An representative of the government in Taipei based in Sydney puts her country's case forward;
It’s time for the world to help Taiwan step out of China’s shadow
https://www.brisbanetimes.com.au/world/ ... 58ypr.html
Sunday is the 110th National Day of the Republic of China (Taiwan). Most of the world has come to know us as simply Taiwan, yet even some are weary to call us that. We have our own judiciary, elections, military and currency. For as long as our existence, we have never fallen under another country’s jurisdiction.
The presence of our sovereignty could not be less subtle, yet we have constantly lived under the looming shadow of China’s oppression and intimidation.
For a country that claims us as part of its own, our beliefs and values could not be further apart. Over the past few decades, Taiwan has embraced its democratic values and flourished. Taiwan now ranks 7th and 11th respectively in the Freedom House report and the Economic Intelligence Unit’s Democracy Index, leading the world as one of the most free and democratic countries.
There is one thing wrong however. "Sunday is the 110th National Day of the Republic of China
" Ms Fan contends. Count back 110 years from now and it brings you to the year 1911: the year in which the last Manchu emperor was deposed and the Republic of China was inagurated by Dr. Sun Yat Sen.
Herein lies the obcession of the PRC regime on the mainland with ridding the world of it by incorporating Taiwan (forced or otherwise) into its domain. As far as the rest of the world is concerned the (1927 - 1949) Chinese civil war ended when the Communist side came to power in Beijing and chased the remnant of the Kuomintang (Republic of China) regime off the mainland into permanent exile on Taiwan. But that would not be how they would see it the top echelon of the Chinese Communist Party.

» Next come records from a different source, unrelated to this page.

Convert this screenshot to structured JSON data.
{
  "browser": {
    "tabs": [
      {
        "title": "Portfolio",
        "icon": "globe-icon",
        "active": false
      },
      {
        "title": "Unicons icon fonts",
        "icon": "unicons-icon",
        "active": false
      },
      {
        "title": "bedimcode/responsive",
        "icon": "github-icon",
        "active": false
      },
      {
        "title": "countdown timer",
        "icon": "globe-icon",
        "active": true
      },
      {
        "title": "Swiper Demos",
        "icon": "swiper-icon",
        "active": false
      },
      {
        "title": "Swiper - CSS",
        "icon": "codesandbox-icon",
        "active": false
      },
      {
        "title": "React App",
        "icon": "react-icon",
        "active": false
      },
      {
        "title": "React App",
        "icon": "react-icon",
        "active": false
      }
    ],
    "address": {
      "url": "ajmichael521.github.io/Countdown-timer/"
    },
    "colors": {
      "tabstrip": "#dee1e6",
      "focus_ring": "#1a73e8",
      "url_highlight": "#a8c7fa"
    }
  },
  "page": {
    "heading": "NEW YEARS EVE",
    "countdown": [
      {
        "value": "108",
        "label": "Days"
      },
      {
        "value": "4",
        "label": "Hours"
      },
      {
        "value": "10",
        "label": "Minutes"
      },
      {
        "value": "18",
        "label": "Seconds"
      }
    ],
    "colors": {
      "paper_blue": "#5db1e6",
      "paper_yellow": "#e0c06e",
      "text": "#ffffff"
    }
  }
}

As long as the Republic of China still exists offshore on Taiwan the final battle of the Chinese civil war will still not have been won.
It means, in other words, that off the Fujian coast is this rival to the CCP for the loyalty and allegance of the Chinese people. It means that as long as the R of C still exists the CCP cannot feel that its grip on China is secure.
It means that on some future occasion when the PRC has entered a period of internal weakness and vulnerablity (Chinese policy makers think far ahead), Taiwan could act as the rallying point and nucleus for rebel forces that could plunge China back into renewed civil war. With foreign backing Taiwan and the revolt it formented would then be a real threat to the existence of the PRC.
(The fears of the PRC leadership would likely be informed from the long historical record of their country by past times of division. Possibly even by the Warring States period. There is nothing I know of in Marx that could have guided them in this.)
The ideal outcome as of now would be for the regime in Taiwan to abolish the title Republic of China
and rename itself the Republic of Taiwan: renouncing all future claims to be the legetimate government of China. If it could only convince the PRC establishment that it is only a harmless small island state of China's coast of regional Chinese heritage then all may be well.
Taiwan's Western backers should make this a condition of their support and if accepted repudiate their recognition of Taiwan as "part of China" and boldly enter into diplomatic ties with Taiwan..